Data listing Start Marker
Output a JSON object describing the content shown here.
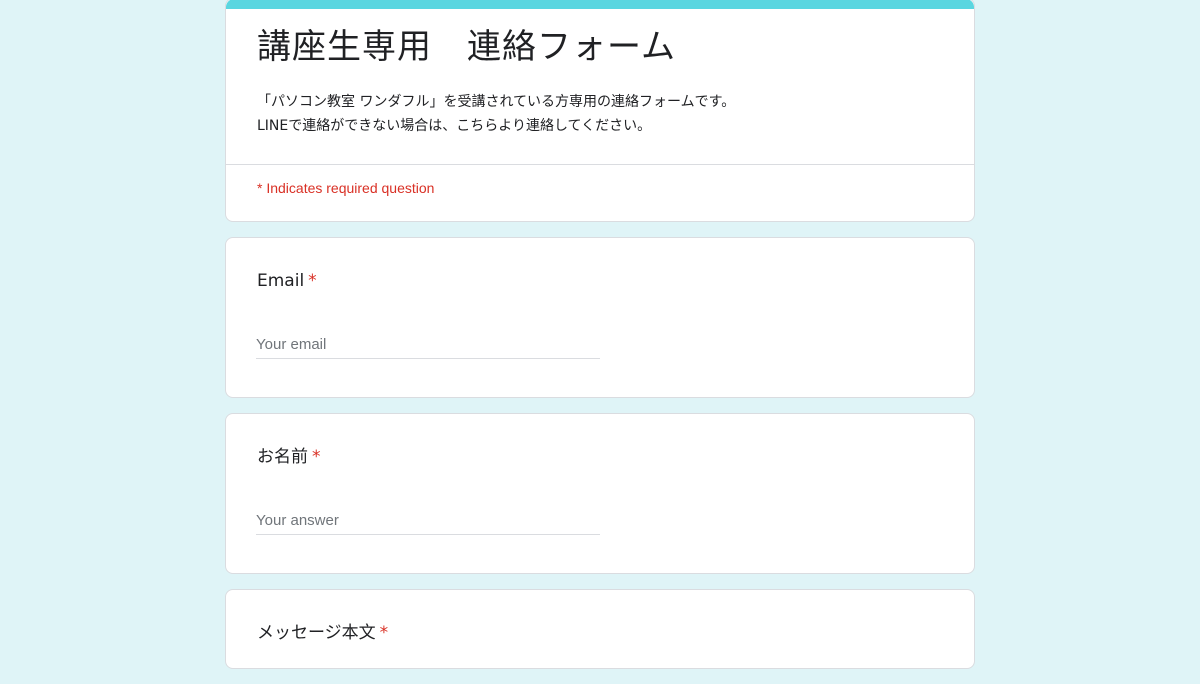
{
  "theme": {
    "accent": "#5ad6e0",
    "background": "#dff4f7",
    "required_color": "#d93025"
  },
  "header": {
    "title": "講座生専用　連絡フォーム",
    "description_line1": "「パソコン教室 ワンダフル」を受講されている方専用の連絡フォームです。",
    "description_line2": "LINEで連絡ができない場合は、こちらより連絡してください。",
    "required_note": "* Indicates required question"
  },
  "questions": [
    {
      "label": "Email",
      "required_mark": "*",
      "placeholder": "Your email"
    },
    {
      "label": "お名前",
      "required_mark": "*",
      "placeholder": "Your answer"
    },
    {
      "label": "メッセージ本文",
      "required_mark": "*"
    }
  ]
}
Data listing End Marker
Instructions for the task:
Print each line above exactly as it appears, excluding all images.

Solution to the problem:
Output a JSON object describing the content shown here.
{
  "theme": {
    "accent": "#5ad6e0",
    "background": "#dff4f7",
    "required_color": "#d93025"
  },
  "header": {
    "title": "講座生専用　連絡フォーム",
    "description_line1": "「パソコン教室 ワンダフル」を受講されている方専用の連絡フォームです。",
    "description_line2": "LINEで連絡ができない場合は、こちらより連絡してください。",
    "required_note": "* Indicates required question"
  },
  "questions": [
    {
      "label": "Email",
      "required_mark": "*",
      "placeholder": "Your email"
    },
    {
      "label": "お名前",
      "required_mark": "*",
      "placeholder": "Your answer"
    },
    {
      "label": "メッセージ本文",
      "required_mark": "*"
    }
  ]
}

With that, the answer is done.